§ Exercise input:
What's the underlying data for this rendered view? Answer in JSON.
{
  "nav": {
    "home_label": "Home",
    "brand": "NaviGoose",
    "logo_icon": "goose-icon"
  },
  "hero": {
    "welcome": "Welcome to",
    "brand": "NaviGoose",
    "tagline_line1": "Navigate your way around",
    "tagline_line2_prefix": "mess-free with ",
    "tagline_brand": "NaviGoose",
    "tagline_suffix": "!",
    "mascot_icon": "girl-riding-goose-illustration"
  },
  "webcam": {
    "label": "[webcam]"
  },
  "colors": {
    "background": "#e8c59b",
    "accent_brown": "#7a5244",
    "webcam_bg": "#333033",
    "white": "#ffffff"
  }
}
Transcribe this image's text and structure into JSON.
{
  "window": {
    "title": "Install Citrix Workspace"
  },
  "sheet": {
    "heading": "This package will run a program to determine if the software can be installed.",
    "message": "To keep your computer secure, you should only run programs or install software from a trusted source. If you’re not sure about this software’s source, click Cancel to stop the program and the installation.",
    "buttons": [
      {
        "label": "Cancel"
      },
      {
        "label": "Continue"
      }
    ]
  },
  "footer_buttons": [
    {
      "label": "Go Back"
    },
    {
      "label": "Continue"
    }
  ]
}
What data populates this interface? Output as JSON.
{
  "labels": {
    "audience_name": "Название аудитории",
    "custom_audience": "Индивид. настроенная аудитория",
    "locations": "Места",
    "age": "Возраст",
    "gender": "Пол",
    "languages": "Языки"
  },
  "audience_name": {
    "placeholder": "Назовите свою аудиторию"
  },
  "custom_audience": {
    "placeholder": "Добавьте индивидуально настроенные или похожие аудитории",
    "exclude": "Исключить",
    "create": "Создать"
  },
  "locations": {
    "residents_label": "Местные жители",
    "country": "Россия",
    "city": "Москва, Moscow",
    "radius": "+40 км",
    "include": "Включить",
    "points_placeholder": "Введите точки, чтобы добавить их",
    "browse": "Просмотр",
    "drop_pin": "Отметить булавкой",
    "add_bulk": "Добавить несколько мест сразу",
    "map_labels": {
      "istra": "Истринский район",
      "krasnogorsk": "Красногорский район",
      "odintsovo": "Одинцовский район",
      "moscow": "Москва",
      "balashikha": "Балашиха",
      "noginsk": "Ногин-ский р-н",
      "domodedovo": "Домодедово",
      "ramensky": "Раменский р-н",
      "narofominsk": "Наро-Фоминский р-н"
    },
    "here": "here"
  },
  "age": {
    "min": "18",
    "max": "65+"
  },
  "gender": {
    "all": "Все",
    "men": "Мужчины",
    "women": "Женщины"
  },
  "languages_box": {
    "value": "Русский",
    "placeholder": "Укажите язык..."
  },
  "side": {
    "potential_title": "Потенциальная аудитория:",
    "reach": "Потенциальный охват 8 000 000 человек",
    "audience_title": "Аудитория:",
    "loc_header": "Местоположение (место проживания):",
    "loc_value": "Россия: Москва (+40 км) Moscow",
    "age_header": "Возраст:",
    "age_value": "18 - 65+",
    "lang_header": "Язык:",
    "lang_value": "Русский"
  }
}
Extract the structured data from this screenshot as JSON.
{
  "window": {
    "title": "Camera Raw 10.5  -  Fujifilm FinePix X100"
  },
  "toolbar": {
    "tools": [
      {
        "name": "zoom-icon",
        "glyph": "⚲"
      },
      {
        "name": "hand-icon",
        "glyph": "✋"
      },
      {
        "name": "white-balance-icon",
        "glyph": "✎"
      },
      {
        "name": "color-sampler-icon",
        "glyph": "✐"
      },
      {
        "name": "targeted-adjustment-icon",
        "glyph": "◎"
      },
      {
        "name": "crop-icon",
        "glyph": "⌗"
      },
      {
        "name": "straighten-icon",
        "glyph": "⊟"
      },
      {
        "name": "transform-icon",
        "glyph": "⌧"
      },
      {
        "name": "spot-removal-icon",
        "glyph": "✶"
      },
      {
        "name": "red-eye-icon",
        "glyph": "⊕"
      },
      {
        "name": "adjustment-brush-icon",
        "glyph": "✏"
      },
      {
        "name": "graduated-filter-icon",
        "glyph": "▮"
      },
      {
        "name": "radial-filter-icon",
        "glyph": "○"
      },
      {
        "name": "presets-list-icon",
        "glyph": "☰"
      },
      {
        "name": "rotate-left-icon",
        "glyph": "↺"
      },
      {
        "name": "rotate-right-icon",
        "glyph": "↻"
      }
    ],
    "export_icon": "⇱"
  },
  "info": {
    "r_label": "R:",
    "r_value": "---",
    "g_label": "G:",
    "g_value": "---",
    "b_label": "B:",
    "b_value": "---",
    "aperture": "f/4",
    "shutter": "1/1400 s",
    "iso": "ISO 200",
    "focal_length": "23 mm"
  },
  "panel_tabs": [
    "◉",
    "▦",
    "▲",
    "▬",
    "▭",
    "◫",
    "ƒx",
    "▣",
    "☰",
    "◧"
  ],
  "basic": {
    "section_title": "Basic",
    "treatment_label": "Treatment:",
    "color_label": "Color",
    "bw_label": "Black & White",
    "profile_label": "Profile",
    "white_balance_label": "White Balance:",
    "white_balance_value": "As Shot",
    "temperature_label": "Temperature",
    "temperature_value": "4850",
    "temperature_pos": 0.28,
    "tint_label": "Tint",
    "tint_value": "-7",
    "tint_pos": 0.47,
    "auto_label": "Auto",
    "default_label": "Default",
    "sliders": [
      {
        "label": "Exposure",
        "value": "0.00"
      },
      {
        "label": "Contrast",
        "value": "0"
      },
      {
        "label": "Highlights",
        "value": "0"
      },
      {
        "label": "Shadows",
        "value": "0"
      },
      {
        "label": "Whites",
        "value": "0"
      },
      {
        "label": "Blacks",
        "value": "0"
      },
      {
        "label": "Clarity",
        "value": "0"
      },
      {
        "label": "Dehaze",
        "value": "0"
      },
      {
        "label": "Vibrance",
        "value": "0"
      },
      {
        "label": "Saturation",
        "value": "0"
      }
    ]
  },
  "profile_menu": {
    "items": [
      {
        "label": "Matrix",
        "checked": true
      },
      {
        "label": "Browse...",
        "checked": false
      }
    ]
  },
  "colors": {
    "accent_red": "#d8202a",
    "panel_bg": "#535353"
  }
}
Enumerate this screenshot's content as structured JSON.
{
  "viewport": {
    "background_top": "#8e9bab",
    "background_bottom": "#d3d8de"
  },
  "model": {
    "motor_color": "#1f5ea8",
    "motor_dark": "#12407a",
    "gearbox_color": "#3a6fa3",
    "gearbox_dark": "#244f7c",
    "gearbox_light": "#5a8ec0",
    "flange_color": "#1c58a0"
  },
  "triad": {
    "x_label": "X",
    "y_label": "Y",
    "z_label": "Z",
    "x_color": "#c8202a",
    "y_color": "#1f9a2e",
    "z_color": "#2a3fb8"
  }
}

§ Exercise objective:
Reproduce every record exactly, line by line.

§ Answer section:
What's the underlying data for this rendered view? Answer in JSON.
{
  "nav": {
    "home_label": "Home",
    "brand": "NaviGoose",
    "logo_icon": "goose-icon"
  },
  "hero": {
    "welcome": "Welcome to",
    "brand": "NaviGoose",
    "tagline_line1": "Navigate your way around",
    "tagline_line2_prefix": "mess-free with ",
    "tagline_brand": "NaviGoose",
    "tagline_suffix": "!",
    "mascot_icon": "girl-riding-goose-illustration"
  },
  "webcam": {
    "label": "[webcam]"
  },
  "colors": {
    "background": "#e8c59b",
    "accent_brown": "#7a5244",
    "webcam_bg": "#333033",
    "white": "#ffffff"
  }
}
Transcribe this image's text and structure into JSON.
{
  "window": {
    "title": "Install Citrix Workspace"
  },
  "sheet": {
    "heading": "This package will run a program to determine if the software can be installed.",
    "message": "To keep your computer secure, you should only run programs or install software from a trusted source. If you’re not sure about this software’s source, click Cancel to stop the program and the installation.",
    "buttons": [
      {
        "label": "Cancel"
      },
      {
        "label": "Continue"
      }
    ]
  },
  "footer_buttons": [
    {
      "label": "Go Back"
    },
    {
      "label": "Continue"
    }
  ]
}
What data populates this interface? Output as JSON.
{
  "labels": {
    "audience_name": "Название аудитории",
    "custom_audience": "Индивид. настроенная аудитория",
    "locations": "Места",
    "age": "Возраст",
    "gender": "Пол",
    "languages": "Языки"
  },
  "audience_name": {
    "placeholder": "Назовите свою аудиторию"
  },
  "custom_audience": {
    "placeholder": "Добавьте индивидуально настроенные или похожие аудитории",
    "exclude": "Исключить",
    "create": "Создать"
  },
  "locations": {
    "residents_label": "Местные жители",
    "country": "Россия",
    "city": "Москва, Moscow",
    "radius": "+40 км",
    "include": "Включить",
    "points_placeholder": "Введите точки, чтобы добавить их",
    "browse": "Просмотр",
    "drop_pin": "Отметить булавкой",
    "add_bulk": "Добавить несколько мест сразу",
    "map_labels": {
      "istra": "Истринский район",
      "krasnogorsk": "Красногорский район",
      "odintsovo": "Одинцовский район",
      "moscow": "Москва",
      "balashikha": "Балашиха",
      "noginsk": "Ногин-ский р-н",
      "domodedovo": "Домодедово",
      "ramensky": "Раменский р-н",
      "narofominsk": "Наро-Фоминский р-н"
    },
    "here": "here"
  },
  "age": {
    "min": "18",
    "max": "65+"
  },
  "gender": {
    "all": "Все",
    "men": "Мужчины",
    "women": "Женщины"
  },
  "languages_box": {
    "value": "Русский",
    "placeholder": "Укажите язык..."
  },
  "side": {
    "potential_title": "Потенциальная аудитория:",
    "reach": "Потенциальный охват 8 000 000 человек",
    "audience_title": "Аудитория:",
    "loc_header": "Местоположение (место проживания):",
    "loc_value": "Россия: Москва (+40 км) Moscow",
    "age_header": "Возраст:",
    "age_value": "18 - 65+",
    "lang_header": "Язык:",
    "lang_value": "Русский"
  }
}
Extract the structured data from this screenshot as JSON.
{
  "window": {
    "title": "Camera Raw 10.5  -  Fujifilm FinePix X100"
  },
  "toolbar": {
    "tools": [
      {
        "name": "zoom-icon",
        "glyph": "⚲"
      },
      {
        "name": "hand-icon",
        "glyph": "✋"
      },
      {
        "name": "white-balance-icon",
        "glyph": "✎"
      },
      {
        "name": "color-sampler-icon",
        "glyph": "✐"
      },
      {
        "name": "targeted-adjustment-icon",
        "glyph": "◎"
      },
      {
        "name": "crop-icon",
        "glyph": "⌗"
      },
      {
        "name": "straighten-icon",
        "glyph": "⊟"
      },
      {
        "name": "transform-icon",
        "glyph": "⌧"
      },
      {
        "name": "spot-removal-icon",
        "glyph": "✶"
      },
      {
        "name": "red-eye-icon",
        "glyph": "⊕"
      },
      {
        "name": "adjustment-brush-icon",
        "glyph": "✏"
      },
      {
        "name": "graduated-filter-icon",
        "glyph": "▮"
      },
      {
        "name": "radial-filter-icon",
        "glyph": "○"
      },
      {
        "name": "presets-list-icon",
        "glyph": "☰"
      },
      {
        "name": "rotate-left-icon",
        "glyph": "↺"
      },
      {
        "name": "rotate-right-icon",
        "glyph": "↻"
      }
    ],
    "export_icon": "⇱"
  },
  "info": {
    "r_label": "R:",
    "r_value": "---",
    "g_label": "G:",
    "g_value": "---",
    "b_label": "B:",
    "b_value": "---",
    "aperture": "f/4",
    "shutter": "1/1400 s",
    "iso": "ISO 200",
    "focal_length": "23 mm"
  },
  "panel_tabs": [
    "◉",
    "▦",
    "▲",
    "▬",
    "▭",
    "◫",
    "ƒx",
    "▣",
    "☰",
    "◧"
  ],
  "basic": {
    "section_title": "Basic",
    "treatment_label": "Treatment:",
    "color_label": "Color",
    "bw_label": "Black & White",
    "profile_label": "Profile",
    "white_balance_label": "White Balance:",
    "white_balance_value": "As Shot",
    "temperature_label": "Temperature",
    "temperature_value": "4850",
    "temperature_pos": 0.28,
    "tint_label": "Tint",
    "tint_value": "-7",
    "tint_pos": 0.47,
    "auto_label": "Auto",
    "default_label": "Default",
    "sliders": [
      {
        "label": "Exposure",
        "value": "0.00"
      },
      {
        "label": "Contrast",
        "value": "0"
      },
      {
        "label": "Highlights",
        "value": "0"
      },
      {
        "label": "Shadows",
        "value": "0"
      },
      {
        "label": "Whites",
        "value": "0"
      },
      {
        "label": "Blacks",
        "value": "0"
      },
      {
        "label": "Clarity",
        "value": "0"
      },
      {
        "label": "Dehaze",
        "value": "0"
      },
      {
        "label": "Vibrance",
        "value": "0"
      },
      {
        "label": "Saturation",
        "value": "0"
      }
    ]
  },
  "profile_menu": {
    "items": [
      {
        "label": "Matrix",
        "checked": true
      },
      {
        "label": "Browse...",
        "checked": false
      }
    ]
  },
  "colors": {
    "accent_red": "#d8202a",
    "panel_bg": "#535353"
  }
}
Enumerate this screenshot's content as structured JSON.
{
  "viewport": {
    "background_top": "#8e9bab",
    "background_bottom": "#d3d8de"
  },
  "model": {
    "motor_color": "#1f5ea8",
    "motor_dark": "#12407a",
    "gearbox_color": "#3a6fa3",
    "gearbox_dark": "#244f7c",
    "gearbox_light": "#5a8ec0",
    "flange_color": "#1c58a0"
  },
  "triad": {
    "x_label": "X",
    "y_label": "Y",
    "z_label": "Z",
    "x_color": "#c8202a",
    "y_color": "#1f9a2e",
    "z_color": "#2a3fb8"
  }
}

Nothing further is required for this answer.